I don't understand why Almeida thinks that his 1' ("the totality of facts T hold at tn and God commands S to do A at tn") and 2' ("it is impossible that the same totality of facts T hold at tn and God does not command S to do A at tn") on page 115 are compatible with the Free Command Thesis (i.e., the proposition that God could command different things in the same nonmoral situation) and the Supervenience Thesis (the proposition that moral facts strongly supervene on nonmoral facts). The argument he gives for this claim does not seem at all convincing. There may be some equivocation on the part of the author with respect to whether or not divine commands are moral facts.

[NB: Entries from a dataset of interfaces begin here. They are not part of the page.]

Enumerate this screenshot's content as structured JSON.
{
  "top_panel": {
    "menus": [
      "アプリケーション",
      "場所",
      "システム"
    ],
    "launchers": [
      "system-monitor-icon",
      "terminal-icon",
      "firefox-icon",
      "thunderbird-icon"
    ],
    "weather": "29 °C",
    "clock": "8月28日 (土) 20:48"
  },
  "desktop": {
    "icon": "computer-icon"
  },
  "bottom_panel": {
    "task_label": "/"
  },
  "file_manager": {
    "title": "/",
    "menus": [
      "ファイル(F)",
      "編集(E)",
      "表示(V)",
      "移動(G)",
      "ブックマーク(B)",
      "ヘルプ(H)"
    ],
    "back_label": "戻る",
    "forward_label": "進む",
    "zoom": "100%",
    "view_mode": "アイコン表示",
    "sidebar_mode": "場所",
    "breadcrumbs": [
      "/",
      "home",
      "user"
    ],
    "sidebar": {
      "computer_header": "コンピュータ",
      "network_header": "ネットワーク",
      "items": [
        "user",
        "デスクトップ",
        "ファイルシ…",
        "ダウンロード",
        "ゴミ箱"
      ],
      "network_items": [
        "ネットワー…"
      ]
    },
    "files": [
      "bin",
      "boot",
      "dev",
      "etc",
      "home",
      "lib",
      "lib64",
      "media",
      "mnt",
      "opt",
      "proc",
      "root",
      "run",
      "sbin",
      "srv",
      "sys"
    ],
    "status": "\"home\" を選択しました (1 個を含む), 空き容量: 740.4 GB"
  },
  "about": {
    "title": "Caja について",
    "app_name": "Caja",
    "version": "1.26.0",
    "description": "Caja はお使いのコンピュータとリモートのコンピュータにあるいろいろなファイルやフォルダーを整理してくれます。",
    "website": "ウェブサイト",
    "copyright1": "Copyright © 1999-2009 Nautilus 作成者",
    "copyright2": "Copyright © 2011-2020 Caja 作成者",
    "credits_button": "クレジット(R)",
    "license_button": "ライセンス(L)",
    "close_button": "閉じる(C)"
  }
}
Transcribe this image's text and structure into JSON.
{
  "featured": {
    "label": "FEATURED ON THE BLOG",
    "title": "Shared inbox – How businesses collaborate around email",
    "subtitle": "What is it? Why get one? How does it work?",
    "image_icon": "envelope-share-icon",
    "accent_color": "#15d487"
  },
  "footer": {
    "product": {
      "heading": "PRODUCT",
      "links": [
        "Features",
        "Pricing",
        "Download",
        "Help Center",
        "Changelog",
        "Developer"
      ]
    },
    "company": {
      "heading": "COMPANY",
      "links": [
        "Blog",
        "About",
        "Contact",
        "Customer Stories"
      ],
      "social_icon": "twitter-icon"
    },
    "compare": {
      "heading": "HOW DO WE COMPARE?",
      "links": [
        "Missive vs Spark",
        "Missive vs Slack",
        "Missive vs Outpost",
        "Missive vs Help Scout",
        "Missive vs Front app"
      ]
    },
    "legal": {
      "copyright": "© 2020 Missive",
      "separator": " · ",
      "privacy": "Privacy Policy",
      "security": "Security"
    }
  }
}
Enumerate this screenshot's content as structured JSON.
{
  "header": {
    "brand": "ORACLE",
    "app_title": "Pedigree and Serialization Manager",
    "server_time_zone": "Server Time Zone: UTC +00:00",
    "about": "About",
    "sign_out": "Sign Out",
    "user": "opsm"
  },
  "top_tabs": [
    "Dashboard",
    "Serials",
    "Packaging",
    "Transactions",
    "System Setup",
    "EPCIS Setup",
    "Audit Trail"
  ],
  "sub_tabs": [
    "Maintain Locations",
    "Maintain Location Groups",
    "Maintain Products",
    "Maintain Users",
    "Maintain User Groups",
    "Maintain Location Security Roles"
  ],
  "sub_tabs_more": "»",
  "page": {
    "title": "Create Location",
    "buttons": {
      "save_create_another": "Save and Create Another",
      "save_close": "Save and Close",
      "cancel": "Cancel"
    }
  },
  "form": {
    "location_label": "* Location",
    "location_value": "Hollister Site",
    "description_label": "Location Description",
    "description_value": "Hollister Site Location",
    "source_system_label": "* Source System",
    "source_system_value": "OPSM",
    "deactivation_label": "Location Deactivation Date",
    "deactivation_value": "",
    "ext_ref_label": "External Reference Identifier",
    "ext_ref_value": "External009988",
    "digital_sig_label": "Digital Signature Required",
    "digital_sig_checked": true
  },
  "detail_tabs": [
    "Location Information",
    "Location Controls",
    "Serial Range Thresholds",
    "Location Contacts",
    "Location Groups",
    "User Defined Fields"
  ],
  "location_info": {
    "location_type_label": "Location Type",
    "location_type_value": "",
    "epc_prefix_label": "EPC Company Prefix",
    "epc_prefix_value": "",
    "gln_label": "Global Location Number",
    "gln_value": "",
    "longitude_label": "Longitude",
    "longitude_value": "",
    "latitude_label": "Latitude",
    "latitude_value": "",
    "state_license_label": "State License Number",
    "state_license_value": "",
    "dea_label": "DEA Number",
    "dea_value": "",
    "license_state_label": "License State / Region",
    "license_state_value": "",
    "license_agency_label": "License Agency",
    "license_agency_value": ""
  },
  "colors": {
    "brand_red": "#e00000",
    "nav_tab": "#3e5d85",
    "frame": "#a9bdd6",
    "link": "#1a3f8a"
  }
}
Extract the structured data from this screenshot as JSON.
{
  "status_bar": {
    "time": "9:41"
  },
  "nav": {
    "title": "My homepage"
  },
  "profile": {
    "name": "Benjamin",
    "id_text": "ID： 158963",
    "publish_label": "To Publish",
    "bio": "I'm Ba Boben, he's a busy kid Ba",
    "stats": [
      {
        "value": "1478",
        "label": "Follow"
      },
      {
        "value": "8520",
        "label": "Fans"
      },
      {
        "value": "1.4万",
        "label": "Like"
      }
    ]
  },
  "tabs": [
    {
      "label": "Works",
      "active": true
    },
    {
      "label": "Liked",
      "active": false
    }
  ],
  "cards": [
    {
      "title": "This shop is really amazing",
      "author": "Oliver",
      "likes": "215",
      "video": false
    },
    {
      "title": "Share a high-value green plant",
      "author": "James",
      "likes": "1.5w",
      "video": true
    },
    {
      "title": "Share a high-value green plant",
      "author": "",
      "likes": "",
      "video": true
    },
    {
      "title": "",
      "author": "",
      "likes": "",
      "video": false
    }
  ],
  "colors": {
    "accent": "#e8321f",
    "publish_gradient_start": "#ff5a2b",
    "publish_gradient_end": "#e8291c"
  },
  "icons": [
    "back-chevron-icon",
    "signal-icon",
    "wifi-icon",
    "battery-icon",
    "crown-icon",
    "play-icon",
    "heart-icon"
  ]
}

Chapter 7 discusses puzzles that arise for the view that God assigns different people to different afterlives according to their degrees of goodness/evil. But what if the moral deserts of two people are very nearly the same? Must they then receive the same assignment? Almeida provides reasons why he thinks not.
Finally, chapter 8 considers various nonstandard theories about possible worlds and the universe in the context of trying to reconcile God's perfection with the imperfections in the actual world. Almeida considers, for example, Lewis's modal realism, and Donald Turner's idea that the actual world might be a "multiverse", or complex of universes. One possible objection to appealing to modal realism, however, is that, strictly speaking, it does not allow for the necessary existence of God, since it does not allow for the transworld identity of persons.
Given limitations of space, I have not been able fully to convey the sheer density and variety of argument in this monograph. The overall impression one gets from it is of a veritable avalanche of Zeno-like puzzles and paradoxes, many of which arise from contexts involving infinities -- hence, the analogy with Zeno -- and many of which bear some connection to the problem of evil. Philosophers of religion with a metaphysical bent will find much of interest here.